## WORK REQUEST
Give the entries again exactly. Skip the pictures.
╭──
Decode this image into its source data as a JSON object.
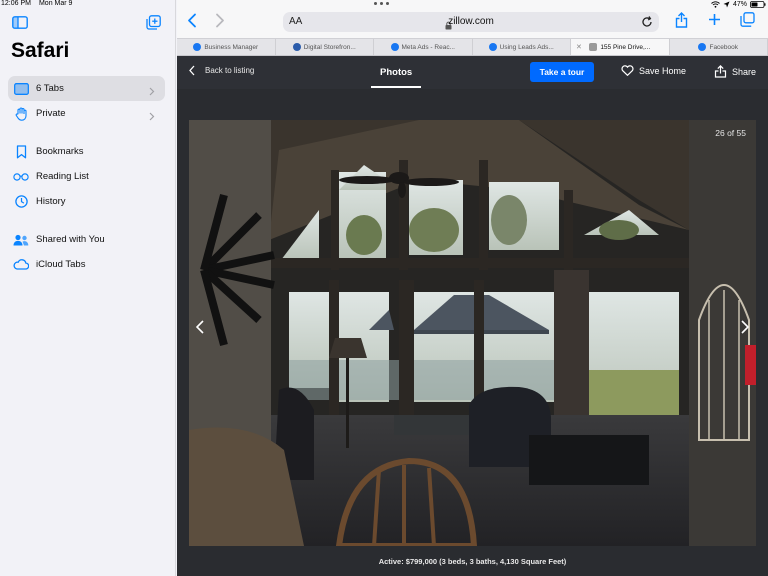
{
  "status": {
    "time": "12:06 PM",
    "date": "Mon Mar 9",
    "battery": "47%"
  },
  "sidebar": {
    "title": "Safari",
    "items": [
      {
        "label": "6 Tabs",
        "icon": "sidebar-tabs-icon",
        "active": true,
        "chevron": true
      },
      {
        "label": "Private",
        "icon": "hand-icon",
        "active": false,
        "chevron": true
      },
      {
        "label": "Bookmarks",
        "icon": "bookmark-icon"
      },
      {
        "label": "Reading List",
        "icon": "glasses-icon"
      },
      {
        "label": "History",
        "icon": "clock-icon"
      },
      {
        "label": "Shared with You",
        "icon": "shared-icon"
      },
      {
        "label": "iCloud Tabs",
        "icon": "cloud-icon"
      }
    ]
  },
  "address_bar": {
    "text_size_label": "AA",
    "url": "zillow.com"
  },
  "tabs": [
    {
      "label": "Business Manager",
      "favicon_color": "#1877f2"
    },
    {
      "label": "Digital Storefron...",
      "favicon_color": "#2b5cab"
    },
    {
      "label": "Meta Ads - Reac...",
      "favicon_color": "#1877f2"
    },
    {
      "label": "Using Leads Ads...",
      "favicon_color": "#1877f2"
    },
    {
      "label": "155 Pine Drive,...",
      "favicon_color": "#9a9a9a",
      "active": true
    },
    {
      "label": "Facebook",
      "favicon_color": "#1877f2"
    }
  ],
  "listing": {
    "back_label": "Back to listing",
    "tab_label": "Photos",
    "tour_button": "Take a tour",
    "save_label": "Save Home",
    "share_label": "Share",
    "photo_counter": "26 of 55",
    "caption": "Active: $799,000 (3 beds, 3 baths, 4,130 Square Feet)"
  },
  "colors": {
    "accent": "#006aff",
    "ios_blue": "#0a84ff",
    "viewer_bg": "#2a2c30"
  }
}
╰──
## RESULT OF THIS EXERCISE
Decode this image into its source data as a JSON object.
{
  "status": {
    "time": "12:06 PM",
    "date": "Mon Mar 9",
    "battery": "47%"
  },
  "sidebar": {
    "title": "Safari",
    "items": [
      {
        "label": "6 Tabs",
        "icon": "sidebar-tabs-icon",
        "active": true,
        "chevron": true
      },
      {
        "label": "Private",
        "icon": "hand-icon",
        "active": false,
        "chevron": true
      },
      {
        "label": "Bookmarks",
        "icon": "bookmark-icon"
      },
      {
        "label": "Reading List",
        "icon": "glasses-icon"
      },
      {
        "label": "History",
        "icon": "clock-icon"
      },
      {
        "label": "Shared with You",
        "icon": "shared-icon"
      },
      {
        "label": "iCloud Tabs",
        "icon": "cloud-icon"
      }
    ]
  },
  "address_bar": {
    "text_size_label": "AA",
    "url": "zillow.com"
  },
  "tabs": [
    {
      "label": "Business Manager",
      "favicon_color": "#1877f2"
    },
    {
      "label": "Digital Storefron...",
      "favicon_color": "#2b5cab"
    },
    {
      "label": "Meta Ads - Reac...",
      "favicon_color": "#1877f2"
    },
    {
      "label": "Using Leads Ads...",
      "favicon_color": "#1877f2"
    },
    {
      "label": "155 Pine Drive,...",
      "favicon_color": "#9a9a9a",
      "active": true
    },
    {
      "label": "Facebook",
      "favicon_color": "#1877f2"
    }
  ],
  "listing": {
    "back_label": "Back to listing",
    "tab_label": "Photos",
    "tour_button": "Take a tour",
    "save_label": "Save Home",
    "share_label": "Share",
    "photo_counter": "26 of 55",
    "caption": "Active: $799,000 (3 beds, 3 baths, 4,130 Square Feet)"
  },
  "colors": {
    "accent": "#006aff",
    "ios_blue": "#0a84ff",
    "viewer_bg": "#2a2c30"
  }
}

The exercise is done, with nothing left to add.